In 1950, researchers at the University of Edinburgh asked a group of 1,209 Scottish 14-year-olds to rate their personality, based on traits such as self-confidence, perseverance, moodiness, and curiosity. Then, 174 of the original subjects participated in a follow-up study in 2012, when they were 77 years old. Once again, the participants rated their personality traits, and a close friend or relative rated each participant, as well.
Despite using the same personality scale for both studies, the researchers found no relationship between the participants’ personality ratings at age 14 and age 77. In other words, the teens seemed to have formed entirely new personalities by the time they reached old age. And the longer the time interval, “the weaker the relationship between the two [selves] tends to be,” the researchers wrote. (By the way, this body part ages faster than the rest of you.)
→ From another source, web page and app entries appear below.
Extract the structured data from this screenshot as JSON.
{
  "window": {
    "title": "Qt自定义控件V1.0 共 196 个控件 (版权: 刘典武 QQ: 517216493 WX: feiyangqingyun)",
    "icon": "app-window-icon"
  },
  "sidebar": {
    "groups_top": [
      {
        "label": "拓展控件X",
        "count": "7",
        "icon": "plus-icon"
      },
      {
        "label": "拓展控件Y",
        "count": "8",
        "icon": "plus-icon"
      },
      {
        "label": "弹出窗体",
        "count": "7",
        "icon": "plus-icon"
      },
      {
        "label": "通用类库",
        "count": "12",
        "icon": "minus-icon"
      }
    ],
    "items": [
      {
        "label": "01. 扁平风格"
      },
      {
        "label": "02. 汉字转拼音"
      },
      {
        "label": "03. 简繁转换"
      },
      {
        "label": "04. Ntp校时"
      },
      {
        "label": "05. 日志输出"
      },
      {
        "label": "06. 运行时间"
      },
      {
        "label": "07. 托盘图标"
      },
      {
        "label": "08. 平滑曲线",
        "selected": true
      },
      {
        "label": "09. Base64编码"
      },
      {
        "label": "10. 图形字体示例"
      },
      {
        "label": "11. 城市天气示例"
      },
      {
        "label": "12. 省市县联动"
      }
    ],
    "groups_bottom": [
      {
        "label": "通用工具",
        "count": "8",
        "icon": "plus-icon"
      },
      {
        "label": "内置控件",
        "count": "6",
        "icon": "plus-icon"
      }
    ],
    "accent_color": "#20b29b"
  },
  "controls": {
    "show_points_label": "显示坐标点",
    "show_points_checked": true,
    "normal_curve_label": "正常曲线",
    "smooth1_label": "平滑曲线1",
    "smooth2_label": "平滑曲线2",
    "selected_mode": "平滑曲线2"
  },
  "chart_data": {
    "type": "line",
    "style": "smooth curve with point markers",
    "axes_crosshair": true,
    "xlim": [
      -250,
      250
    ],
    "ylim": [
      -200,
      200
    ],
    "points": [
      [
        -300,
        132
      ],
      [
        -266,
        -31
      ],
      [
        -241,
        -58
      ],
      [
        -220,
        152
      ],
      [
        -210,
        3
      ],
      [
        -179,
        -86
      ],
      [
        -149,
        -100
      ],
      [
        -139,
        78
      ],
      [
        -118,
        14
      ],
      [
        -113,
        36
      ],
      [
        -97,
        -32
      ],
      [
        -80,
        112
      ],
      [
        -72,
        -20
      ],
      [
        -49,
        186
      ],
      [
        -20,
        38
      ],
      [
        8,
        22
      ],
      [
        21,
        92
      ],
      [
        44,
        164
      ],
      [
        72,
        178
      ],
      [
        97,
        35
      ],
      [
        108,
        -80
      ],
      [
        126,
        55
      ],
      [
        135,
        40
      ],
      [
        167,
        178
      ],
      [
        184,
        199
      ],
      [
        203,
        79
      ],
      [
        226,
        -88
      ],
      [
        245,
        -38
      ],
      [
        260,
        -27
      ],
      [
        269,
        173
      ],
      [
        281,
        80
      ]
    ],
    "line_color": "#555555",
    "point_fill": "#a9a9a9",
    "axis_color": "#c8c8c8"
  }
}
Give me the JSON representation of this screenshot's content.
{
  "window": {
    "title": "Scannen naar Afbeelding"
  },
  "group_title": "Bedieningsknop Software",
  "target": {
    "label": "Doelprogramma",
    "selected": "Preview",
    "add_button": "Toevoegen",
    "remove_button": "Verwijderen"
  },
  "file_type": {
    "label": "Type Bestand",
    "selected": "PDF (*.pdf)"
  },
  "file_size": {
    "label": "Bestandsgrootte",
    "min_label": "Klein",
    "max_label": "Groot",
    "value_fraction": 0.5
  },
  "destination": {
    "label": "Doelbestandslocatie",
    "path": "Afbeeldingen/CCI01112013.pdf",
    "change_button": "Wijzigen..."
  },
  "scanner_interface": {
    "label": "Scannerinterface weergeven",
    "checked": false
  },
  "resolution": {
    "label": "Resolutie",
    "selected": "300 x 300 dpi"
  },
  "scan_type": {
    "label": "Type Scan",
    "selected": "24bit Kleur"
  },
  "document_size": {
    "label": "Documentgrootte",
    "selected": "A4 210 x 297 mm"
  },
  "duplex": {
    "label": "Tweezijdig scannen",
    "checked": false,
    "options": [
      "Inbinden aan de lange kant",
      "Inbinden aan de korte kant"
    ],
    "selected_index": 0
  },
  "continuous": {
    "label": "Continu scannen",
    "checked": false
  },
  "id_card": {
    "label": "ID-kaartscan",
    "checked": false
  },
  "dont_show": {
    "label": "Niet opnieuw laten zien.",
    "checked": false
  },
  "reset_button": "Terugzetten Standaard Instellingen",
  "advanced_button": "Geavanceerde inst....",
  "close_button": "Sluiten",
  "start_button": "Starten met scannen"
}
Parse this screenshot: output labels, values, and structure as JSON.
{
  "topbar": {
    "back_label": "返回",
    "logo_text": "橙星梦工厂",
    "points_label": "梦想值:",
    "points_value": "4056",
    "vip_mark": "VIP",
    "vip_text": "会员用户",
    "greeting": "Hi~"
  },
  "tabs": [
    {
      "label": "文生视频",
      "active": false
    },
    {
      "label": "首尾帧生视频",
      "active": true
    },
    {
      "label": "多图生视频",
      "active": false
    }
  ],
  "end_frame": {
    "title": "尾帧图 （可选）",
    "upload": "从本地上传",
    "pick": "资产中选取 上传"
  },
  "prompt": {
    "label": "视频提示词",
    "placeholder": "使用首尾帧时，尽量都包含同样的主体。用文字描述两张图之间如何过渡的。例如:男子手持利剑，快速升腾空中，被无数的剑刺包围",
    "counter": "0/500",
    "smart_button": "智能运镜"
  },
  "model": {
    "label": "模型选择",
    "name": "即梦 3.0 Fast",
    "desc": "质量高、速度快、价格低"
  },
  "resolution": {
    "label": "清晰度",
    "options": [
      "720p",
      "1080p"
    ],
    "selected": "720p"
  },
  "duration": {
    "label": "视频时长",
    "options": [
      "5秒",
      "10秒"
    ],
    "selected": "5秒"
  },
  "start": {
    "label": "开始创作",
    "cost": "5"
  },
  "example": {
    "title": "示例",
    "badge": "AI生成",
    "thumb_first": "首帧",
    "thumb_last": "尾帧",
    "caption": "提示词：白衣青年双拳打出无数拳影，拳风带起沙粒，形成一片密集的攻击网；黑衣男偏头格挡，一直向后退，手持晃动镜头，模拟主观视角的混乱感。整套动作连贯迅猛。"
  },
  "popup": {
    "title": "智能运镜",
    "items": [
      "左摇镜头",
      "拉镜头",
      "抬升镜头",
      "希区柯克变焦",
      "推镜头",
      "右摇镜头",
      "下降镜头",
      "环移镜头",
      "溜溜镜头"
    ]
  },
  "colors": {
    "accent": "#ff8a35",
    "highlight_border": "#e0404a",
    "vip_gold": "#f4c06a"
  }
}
While it may be hard to imagine being completely different in a few decades, the idea may not be as crazy as you think. Both late adolescence and old age are times of significant personality development and evolution, psychologists say.
There some significant drawbacks to the study, though. A larger subgroup of the original subjects, as well as a new assessment based on a more modern personality scale—one which was not developed in 1950, at the time of the original research—might yield different results.
Still, it’s good to stay tuned in to big changes as you age (and not just the physical ones!). Here’s another point to ponder: These are the two years when you’ll be the happiest, according to science.